An interstellar teleporter is a hypothetical technology appearing in science fiction, typically in soft sci-fi, which teleports people and/or other objects over interstellar distances instantaneously. In some cases the matter of the physical person or object is scanned or disassembled at the point of departure and information is transmitted so that the person or object may be reassembled at the point of arrival. In other cases (such as "Springers" in John Barnes' Thousand Culture universe), the technology involves a "spatial coordinate remapping" whereby a distant location is remapped to a location adjacent to the point of departure on the device. This assumes existence of two coordinate systems in space: one "real" and one "relative". Another version makes use of wormhole theory, creating a fold in space to shorten travel time. All such forms of teleportation are purely hypothetical.
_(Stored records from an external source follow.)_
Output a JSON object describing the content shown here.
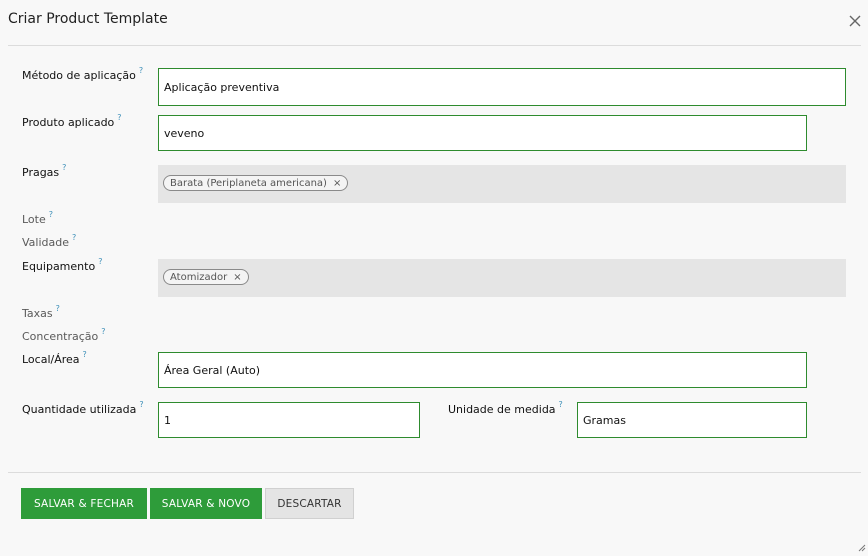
{
  "dialog": {
    "title": "Criar Product Template"
  },
  "help_mark": "?",
  "form": {
    "metodo": {
      "label": "Método de aplicação",
      "value": "Aplicação preventiva"
    },
    "produto": {
      "label": "Produto aplicado",
      "value": "veveno"
    },
    "pragas": {
      "label": "Pragas",
      "tags": [
        {
          "text": "Barata (Periplaneta americana)",
          "remove": "×"
        }
      ]
    },
    "lote": {
      "label": "Lote"
    },
    "validade": {
      "label": "Validade"
    },
    "equipamento": {
      "label": "Equipamento",
      "tags": [
        {
          "text": "Atomizador",
          "remove": "×"
        }
      ]
    },
    "taxas": {
      "label": "Taxas"
    },
    "concentracao": {
      "label": "Concentração"
    },
    "local": {
      "label": "Local/Área",
      "value": "Área Geral (Auto)"
    },
    "quantidade": {
      "label": "Quantidade utilizada",
      "value": "1"
    },
    "unidade": {
      "label": "Unidade de medida",
      "value": "Gramas"
    }
  },
  "footer": {
    "save_close": "SALVAR & FECHAR",
    "save_new": "SALVAR & NOVO",
    "discard": "DESCARTAR"
  },
  "colors": {
    "primary": "#2e9c3a",
    "field_border": "#2e8b2e",
    "help_icon": "#3d8fb8",
    "tag_area": "#e5e5e5"
  }
}
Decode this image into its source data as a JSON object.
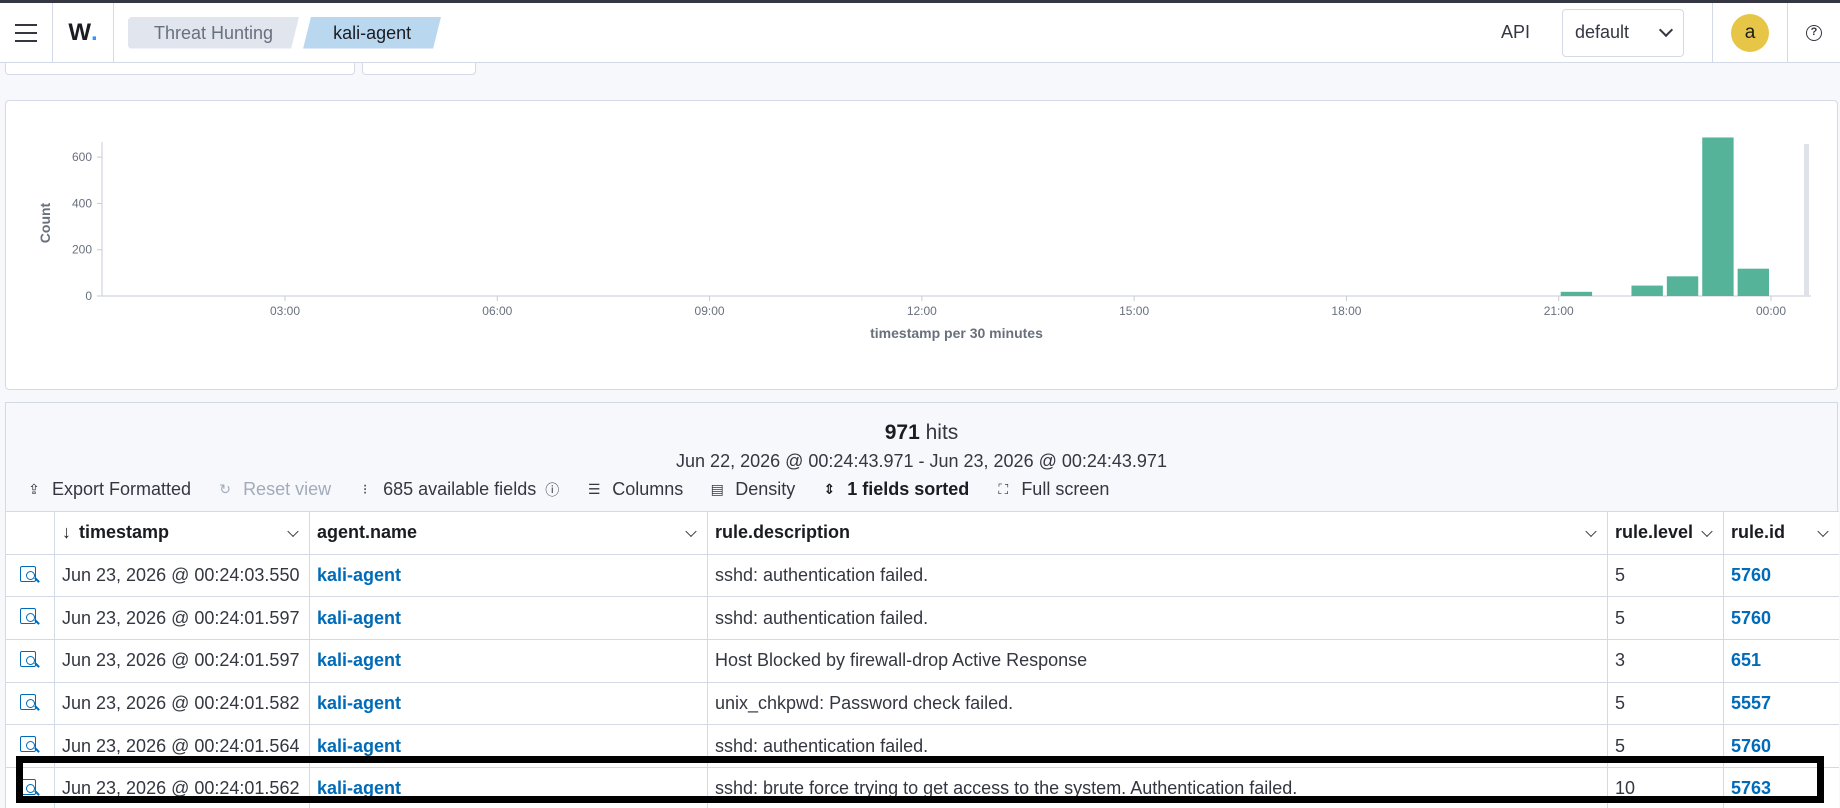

- The Door in Lloyd Biggle Jr.'s short story The Rule of the Door.
- In Think Like a Dinosaur [The Outer Limits]
- Gate in Ken Macleod's Newton's Wake: A Space Opera. Macleod's gates are entrances to the wormhole skein, a network of Visser-Kar wormholes, referred to as Carlyle's Drift.
- Ramsbotham Jump in Robert A. Heinlein's novel Tunnel in the Sky.
- Farcaster portals in the Hyperion series by Dan Simmons.
- Runcible on Neal Asher's novel Gridlinked
- Springer technology in John Barnes' series of novels:
- Wargate in Bruce Balfour's The Forge of Mars.
- The Stargate featured in the movie Stargate and the follow-up series Stargate SG-1, Stargate Atlantis, and Stargate Universe.
- An intergalactic teleporter made a brief appearance in the John Carpenter horror movie They Live.
- Wormholes feature in Peter F. Hamilton's Commonwealth Saga, connecting over 600 worlds.
- Land-based wormhole gates in Robert Charles Wilson's novel Spin.
- The Rowan series by Anne McCaffrey features psionic, rather than technological, means of interstellar teleportation.
- The USS Voyager in Star Trek: Voyager finds a species with subspace teleport technology able to cross thousands of lightyears.
- The star window (Sternenfenster) in cycle 32 of the Perry Rhodan series can teleport a fleet of starships across intergalactic distances.
- In Doctor Who serial The Daleks Master Plan, set in the year 4000, the First Doctor, Steven and Sara Kingdom accidentally get caught up in a transmat experiment that sends them to the Planet Mira, which is 'many light years' from Earth.
- In Mass Effect, Mass Relays are massive interestellar teleporters. The first one discovered by mankind is the Charon Relay, which humanity previously thought to be a moon of pluto.
- Roy Sorenson. 2003. A Brief History of the Paradox: Philosophy and the Labyrinths of the Mind. Oxford: Oxford University Press. ISBN 0-19-515903-9. pp. 144–145.
- Scheffer, Louis K. (1994). "Machine Intelligence, the Cost of Interstellar Travel and Fermi's Paradox". Quarterly Journal of the Royal Astronomical Society (PDFRoyal Astronomical Society) 35: 157–175. Bibcode:1994QJRAS..35..157S.) (